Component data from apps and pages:
————

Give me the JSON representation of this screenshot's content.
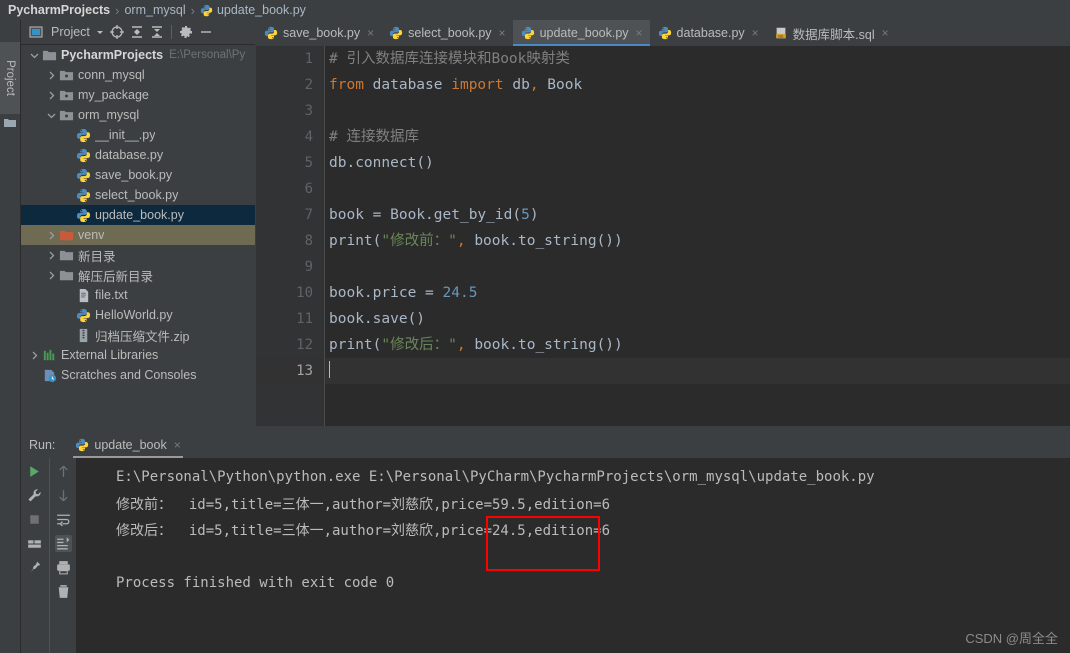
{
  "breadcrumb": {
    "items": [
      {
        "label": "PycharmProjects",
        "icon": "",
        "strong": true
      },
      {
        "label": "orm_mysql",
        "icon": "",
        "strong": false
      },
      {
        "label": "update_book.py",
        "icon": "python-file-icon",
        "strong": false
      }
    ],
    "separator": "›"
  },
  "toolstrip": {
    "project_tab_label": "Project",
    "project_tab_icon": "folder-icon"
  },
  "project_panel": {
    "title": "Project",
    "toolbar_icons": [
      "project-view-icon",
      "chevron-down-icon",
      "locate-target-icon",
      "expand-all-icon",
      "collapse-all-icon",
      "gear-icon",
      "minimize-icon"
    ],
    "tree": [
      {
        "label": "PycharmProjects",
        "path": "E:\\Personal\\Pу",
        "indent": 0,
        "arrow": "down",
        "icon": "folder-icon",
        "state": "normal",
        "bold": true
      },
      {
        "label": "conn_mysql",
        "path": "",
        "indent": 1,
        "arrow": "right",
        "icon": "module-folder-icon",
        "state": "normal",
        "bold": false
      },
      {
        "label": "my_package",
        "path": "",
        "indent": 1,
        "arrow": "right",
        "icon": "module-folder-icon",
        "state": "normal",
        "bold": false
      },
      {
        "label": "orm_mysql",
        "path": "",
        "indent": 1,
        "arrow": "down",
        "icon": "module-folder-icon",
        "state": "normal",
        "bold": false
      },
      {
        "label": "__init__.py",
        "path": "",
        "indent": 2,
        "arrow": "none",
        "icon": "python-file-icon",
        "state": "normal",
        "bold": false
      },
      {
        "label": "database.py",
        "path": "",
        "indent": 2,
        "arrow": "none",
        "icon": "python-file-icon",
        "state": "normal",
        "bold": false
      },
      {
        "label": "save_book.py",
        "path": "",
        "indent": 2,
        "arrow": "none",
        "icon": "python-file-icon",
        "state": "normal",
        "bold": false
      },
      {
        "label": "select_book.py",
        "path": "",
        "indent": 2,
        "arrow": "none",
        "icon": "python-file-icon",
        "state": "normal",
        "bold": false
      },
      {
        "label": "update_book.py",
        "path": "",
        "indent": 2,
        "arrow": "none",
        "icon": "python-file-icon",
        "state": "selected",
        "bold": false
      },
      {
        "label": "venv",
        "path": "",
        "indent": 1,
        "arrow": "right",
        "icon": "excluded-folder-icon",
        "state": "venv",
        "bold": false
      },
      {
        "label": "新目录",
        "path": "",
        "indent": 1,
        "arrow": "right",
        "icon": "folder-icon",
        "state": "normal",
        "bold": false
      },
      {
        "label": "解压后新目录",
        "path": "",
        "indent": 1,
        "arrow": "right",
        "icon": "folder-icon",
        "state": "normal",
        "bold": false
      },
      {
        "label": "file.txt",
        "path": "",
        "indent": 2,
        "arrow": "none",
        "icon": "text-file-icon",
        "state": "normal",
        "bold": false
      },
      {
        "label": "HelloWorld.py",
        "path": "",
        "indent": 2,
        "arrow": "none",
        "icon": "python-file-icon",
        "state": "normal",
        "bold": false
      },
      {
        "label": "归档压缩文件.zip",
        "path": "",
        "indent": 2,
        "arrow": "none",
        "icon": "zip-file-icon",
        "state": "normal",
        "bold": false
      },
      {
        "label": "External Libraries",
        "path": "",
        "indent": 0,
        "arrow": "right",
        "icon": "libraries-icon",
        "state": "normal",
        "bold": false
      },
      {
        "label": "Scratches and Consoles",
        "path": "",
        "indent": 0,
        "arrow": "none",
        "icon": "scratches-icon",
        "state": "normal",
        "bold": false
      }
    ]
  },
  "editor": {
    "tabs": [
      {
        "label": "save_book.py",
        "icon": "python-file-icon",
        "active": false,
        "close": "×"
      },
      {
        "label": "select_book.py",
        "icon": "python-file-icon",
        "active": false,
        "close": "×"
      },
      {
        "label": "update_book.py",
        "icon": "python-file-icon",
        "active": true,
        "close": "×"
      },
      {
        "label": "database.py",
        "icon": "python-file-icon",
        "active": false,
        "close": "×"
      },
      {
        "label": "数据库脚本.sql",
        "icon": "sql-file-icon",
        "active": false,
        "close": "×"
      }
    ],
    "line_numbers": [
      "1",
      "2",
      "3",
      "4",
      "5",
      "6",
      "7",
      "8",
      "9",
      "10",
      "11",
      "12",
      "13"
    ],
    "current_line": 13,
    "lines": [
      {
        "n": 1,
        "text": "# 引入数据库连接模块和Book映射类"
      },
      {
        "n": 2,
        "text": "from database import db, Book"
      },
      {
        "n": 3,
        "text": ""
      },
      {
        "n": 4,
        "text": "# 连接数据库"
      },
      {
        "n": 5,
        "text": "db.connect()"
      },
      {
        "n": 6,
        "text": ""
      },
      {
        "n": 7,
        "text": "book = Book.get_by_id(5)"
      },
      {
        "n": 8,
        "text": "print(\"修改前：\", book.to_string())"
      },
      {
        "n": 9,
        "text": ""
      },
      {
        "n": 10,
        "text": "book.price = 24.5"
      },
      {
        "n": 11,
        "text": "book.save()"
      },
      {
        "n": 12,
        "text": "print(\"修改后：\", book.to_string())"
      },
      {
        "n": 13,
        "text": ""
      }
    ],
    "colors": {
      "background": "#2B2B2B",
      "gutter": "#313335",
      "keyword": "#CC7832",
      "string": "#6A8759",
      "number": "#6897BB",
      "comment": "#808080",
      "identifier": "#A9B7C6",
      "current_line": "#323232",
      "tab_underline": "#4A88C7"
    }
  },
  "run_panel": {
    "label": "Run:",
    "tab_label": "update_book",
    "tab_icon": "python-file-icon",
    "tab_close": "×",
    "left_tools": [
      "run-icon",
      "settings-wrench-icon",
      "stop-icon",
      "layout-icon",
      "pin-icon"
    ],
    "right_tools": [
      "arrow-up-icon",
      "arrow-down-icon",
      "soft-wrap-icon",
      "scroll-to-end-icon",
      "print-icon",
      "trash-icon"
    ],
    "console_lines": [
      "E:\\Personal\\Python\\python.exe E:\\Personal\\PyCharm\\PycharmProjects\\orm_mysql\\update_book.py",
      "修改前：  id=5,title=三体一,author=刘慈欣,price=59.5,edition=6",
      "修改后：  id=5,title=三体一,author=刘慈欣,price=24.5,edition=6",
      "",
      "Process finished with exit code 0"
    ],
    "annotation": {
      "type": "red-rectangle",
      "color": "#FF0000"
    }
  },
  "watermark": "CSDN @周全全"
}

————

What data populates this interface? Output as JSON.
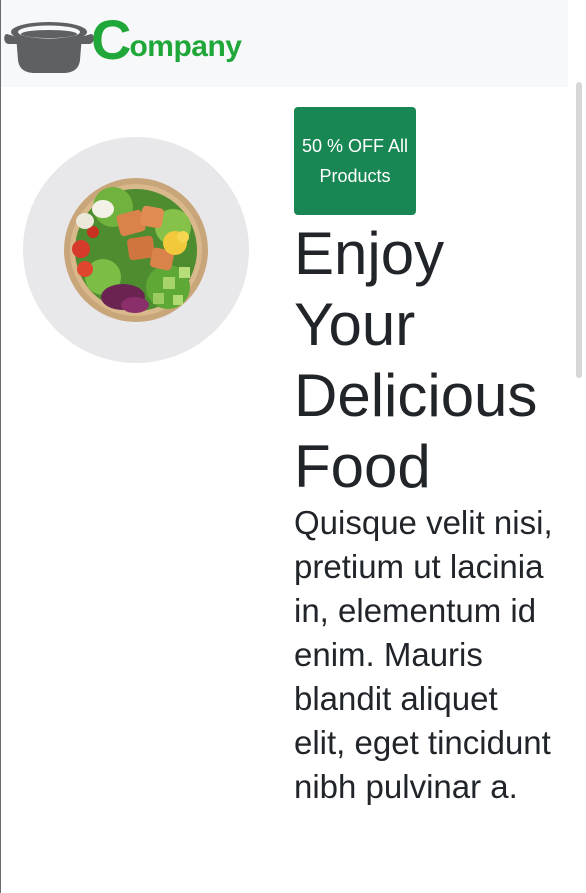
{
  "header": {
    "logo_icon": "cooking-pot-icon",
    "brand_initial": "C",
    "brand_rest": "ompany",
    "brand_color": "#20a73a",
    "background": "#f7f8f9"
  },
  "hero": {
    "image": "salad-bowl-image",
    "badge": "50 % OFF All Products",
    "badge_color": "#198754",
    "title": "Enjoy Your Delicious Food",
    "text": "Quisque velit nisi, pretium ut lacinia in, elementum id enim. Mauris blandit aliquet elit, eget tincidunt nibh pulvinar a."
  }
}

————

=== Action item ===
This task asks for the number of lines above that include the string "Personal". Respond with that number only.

=== Exercise solution ===
2